ASSIGNMENT: Below are some records; write them all out again exactly.

[Records from a data collection]

===

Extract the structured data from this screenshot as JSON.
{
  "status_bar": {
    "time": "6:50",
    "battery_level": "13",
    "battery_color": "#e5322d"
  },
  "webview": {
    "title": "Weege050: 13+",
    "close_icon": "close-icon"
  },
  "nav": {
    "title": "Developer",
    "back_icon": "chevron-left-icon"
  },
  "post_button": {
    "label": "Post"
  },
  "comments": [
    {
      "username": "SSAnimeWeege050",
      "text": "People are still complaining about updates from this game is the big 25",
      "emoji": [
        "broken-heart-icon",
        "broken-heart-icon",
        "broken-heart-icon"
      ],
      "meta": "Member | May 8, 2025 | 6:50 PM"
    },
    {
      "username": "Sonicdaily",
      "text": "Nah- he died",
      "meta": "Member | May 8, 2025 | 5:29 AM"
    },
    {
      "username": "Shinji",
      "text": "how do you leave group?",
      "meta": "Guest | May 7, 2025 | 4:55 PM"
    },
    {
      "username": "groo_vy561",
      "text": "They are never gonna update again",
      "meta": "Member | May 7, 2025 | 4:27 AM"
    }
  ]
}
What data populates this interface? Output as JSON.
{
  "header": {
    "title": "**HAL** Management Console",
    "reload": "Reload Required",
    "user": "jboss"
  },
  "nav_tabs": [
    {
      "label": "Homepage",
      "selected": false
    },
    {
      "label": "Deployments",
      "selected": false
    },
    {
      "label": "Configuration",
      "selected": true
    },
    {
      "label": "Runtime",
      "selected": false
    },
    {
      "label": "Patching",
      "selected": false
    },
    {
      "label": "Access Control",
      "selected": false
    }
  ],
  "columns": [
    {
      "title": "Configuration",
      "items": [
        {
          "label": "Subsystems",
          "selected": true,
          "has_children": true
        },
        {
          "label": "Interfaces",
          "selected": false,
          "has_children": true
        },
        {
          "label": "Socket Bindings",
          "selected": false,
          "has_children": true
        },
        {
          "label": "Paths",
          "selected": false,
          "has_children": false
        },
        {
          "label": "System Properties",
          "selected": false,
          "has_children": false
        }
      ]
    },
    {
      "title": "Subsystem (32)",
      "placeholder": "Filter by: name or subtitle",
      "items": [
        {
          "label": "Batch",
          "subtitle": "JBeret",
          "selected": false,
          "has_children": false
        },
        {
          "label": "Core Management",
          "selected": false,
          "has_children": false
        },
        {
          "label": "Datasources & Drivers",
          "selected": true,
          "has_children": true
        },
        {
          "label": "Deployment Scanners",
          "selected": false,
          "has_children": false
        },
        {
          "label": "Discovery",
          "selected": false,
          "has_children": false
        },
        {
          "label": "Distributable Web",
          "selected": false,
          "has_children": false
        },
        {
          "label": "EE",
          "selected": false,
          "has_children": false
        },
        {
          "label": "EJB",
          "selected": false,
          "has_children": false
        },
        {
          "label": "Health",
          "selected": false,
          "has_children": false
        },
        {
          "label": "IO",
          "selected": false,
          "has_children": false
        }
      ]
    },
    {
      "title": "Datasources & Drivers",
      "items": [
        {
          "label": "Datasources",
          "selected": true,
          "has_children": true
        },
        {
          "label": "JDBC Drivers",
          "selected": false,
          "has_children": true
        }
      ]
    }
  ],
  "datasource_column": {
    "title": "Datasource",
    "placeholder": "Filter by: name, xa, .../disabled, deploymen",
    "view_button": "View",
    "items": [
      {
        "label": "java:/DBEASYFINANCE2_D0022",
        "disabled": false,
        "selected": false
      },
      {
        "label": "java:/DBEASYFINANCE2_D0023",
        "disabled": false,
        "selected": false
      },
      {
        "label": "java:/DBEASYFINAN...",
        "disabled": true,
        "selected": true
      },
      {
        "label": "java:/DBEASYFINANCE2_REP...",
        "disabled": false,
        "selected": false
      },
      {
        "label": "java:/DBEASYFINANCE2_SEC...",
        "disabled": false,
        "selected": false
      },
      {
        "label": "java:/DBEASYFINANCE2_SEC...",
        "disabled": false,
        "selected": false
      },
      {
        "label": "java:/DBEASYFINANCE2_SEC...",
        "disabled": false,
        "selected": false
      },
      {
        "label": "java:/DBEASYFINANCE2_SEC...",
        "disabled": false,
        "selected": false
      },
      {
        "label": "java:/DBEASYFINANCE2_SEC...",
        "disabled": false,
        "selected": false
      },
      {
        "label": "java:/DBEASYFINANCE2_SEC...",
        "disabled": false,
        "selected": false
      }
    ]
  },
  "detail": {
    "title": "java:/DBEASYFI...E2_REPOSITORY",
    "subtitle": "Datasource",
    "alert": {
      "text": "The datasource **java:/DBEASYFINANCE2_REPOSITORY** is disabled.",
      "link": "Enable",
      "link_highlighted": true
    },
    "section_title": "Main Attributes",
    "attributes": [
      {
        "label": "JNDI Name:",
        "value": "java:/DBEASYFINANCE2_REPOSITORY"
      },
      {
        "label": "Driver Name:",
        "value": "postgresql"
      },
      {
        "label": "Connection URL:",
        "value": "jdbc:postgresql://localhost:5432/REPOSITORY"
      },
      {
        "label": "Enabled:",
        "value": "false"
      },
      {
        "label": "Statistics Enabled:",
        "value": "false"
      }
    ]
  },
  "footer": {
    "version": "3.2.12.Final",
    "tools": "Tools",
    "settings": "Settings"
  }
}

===

RESPONSE AREA:
Extract the structured data from this screenshot as JSON.
{
  "status_bar": {
    "time": "6:50",
    "battery_level": "13",
    "battery_color": "#e5322d"
  },
  "webview": {
    "title": "Weege050: 13+",
    "close_icon": "close-icon"
  },
  "nav": {
    "title": "Developer",
    "back_icon": "chevron-left-icon"
  },
  "post_button": {
    "label": "Post"
  },
  "comments": [
    {
      "username": "SSAnimeWeege050",
      "text": "People are still complaining about updates from this game is the big 25",
      "emoji": [
        "broken-heart-icon",
        "broken-heart-icon",
        "broken-heart-icon"
      ],
      "meta": "Member | May 8, 2025 | 6:50 PM"
    },
    {
      "username": "Sonicdaily",
      "text": "Nah- he died",
      "meta": "Member | May 8, 2025 | 5:29 AM"
    },
    {
      "username": "Shinji",
      "text": "how do you leave group?",
      "meta": "Guest | May 7, 2025 | 4:55 PM"
    },
    {
      "username": "groo_vy561",
      "text": "They are never gonna update again",
      "meta": "Member | May 7, 2025 | 4:27 AM"
    }
  ]
}
What data populates this interface? Output as JSON.
{
  "header": {
    "title": "**HAL** Management Console",
    "reload": "Reload Required",
    "user": "jboss"
  },
  "nav_tabs": [
    {
      "label": "Homepage",
      "selected": false
    },
    {
      "label": "Deployments",
      "selected": false
    },
    {
      "label": "Configuration",
      "selected": true
    },
    {
      "label": "Runtime",
      "selected": false
    },
    {
      "label": "Patching",
      "selected": false
    },
    {
      "label": "Access Control",
      "selected": false
    }
  ],
  "columns": [
    {
      "title": "Configuration",
      "items": [
        {
          "label": "Subsystems",
          "selected": true,
          "has_children": true
        },
        {
          "label": "Interfaces",
          "selected": false,
          "has_children": true
        },
        {
          "label": "Socket Bindings",
          "selected": false,
          "has_children": true
        },
        {
          "label": "Paths",
          "selected": false,
          "has_children": false
        },
        {
          "label": "System Properties",
          "selected": false,
          "has_children": false
        }
      ]
    },
    {
      "title": "Subsystem (32)",
      "placeholder": "Filter by: name or subtitle",
      "items": [
        {
          "label": "Batch",
          "subtitle": "JBeret",
          "selected": false,
          "has_children": false
        },
        {
          "label": "Core Management",
          "selected": false,
          "has_children": false
        },
        {
          "label": "Datasources & Drivers",
          "selected": true,
          "has_children": true
        },
        {
          "label": "Deployment Scanners",
          "selected": false,
          "has_children": false
        },
        {
          "label": "Discovery",
          "selected": false,
          "has_children": false
        },
        {
          "label": "Distributable Web",
          "selected": false,
          "has_children": false
        },
        {
          "label": "EE",
          "selected": false,
          "has_children": false
        },
        {
          "label": "EJB",
          "selected": false,
          "has_children": false
        },
        {
          "label": "Health",
          "selected": false,
          "has_children": false
        },
        {
          "label": "IO",
          "selected": false,
          "has_children": false
        }
      ]
    },
    {
      "title": "Datasources & Drivers",
      "items": [
        {
          "label": "Datasources",
          "selected": true,
          "has_children": true
        },
        {
          "label": "JDBC Drivers",
          "selected": false,
          "has_children": true
        }
      ]
    }
  ],
  "datasource_column": {
    "title": "Datasource",
    "placeholder": "Filter by: name, xa, .../disabled, deploymen",
    "view_button": "View",
    "items": [
      {
        "label": "java:/DBEASYFINANCE2_D0022",
        "disabled": false,
        "selected": false
      },
      {
        "label": "java:/DBEASYFINANCE2_D0023",
        "disabled": false,
        "selected": false
      },
      {
        "label": "java:/DBEASYFINAN...",
        "disabled": true,
        "selected": true
      },
      {
        "label": "java:/DBEASYFINANCE2_REP...",
        "disabled": false,
        "selected": false
      },
      {
        "label": "java:/DBEASYFINANCE2_SEC...",
        "disabled": false,
        "selected": false
      },
      {
        "label": "java:/DBEASYFINANCE2_SEC...",
        "disabled": false,
        "selected": false
      },
      {
        "label": "java:/DBEASYFINANCE2_SEC...",
        "disabled": false,
        "selected": false
      },
      {
        "label": "java:/DBEASYFINANCE2_SEC...",
        "disabled": false,
        "selected": false
      },
      {
        "label": "java:/DBEASYFINANCE2_SEC...",
        "disabled": false,
        "selected": false
      },
      {
        "label": "java:/DBEASYFINANCE2_SEC...",
        "disabled": false,
        "selected": false
      }
    ]
  },
  "detail": {
    "title": "java:/DBEASYFI...E2_REPOSITORY",
    "subtitle": "Datasource",
    "alert": {
      "text": "The datasource **java:/DBEASYFINANCE2_REPOSITORY** is disabled.",
      "link": "Enable",
      "link_highlighted": true
    },
    "section_title": "Main Attributes",
    "attributes": [
      {
        "label": "JNDI Name:",
        "value": "java:/DBEASYFINANCE2_REPOSITORY"
      },
      {
        "label": "Driver Name:",
        "value": "postgresql"
      },
      {
        "label": "Connection URL:",
        "value": "jdbc:postgresql://localhost:5432/REPOSITORY"
      },
      {
        "label": "Enabled:",
        "value": "false"
      },
      {
        "label": "Statistics Enabled:",
        "value": "false"
      }
    ]
  },
  "footer": {
    "version": "3.2.12.Final",
    "tools": "Tools",
    "settings": "Settings"
  }
}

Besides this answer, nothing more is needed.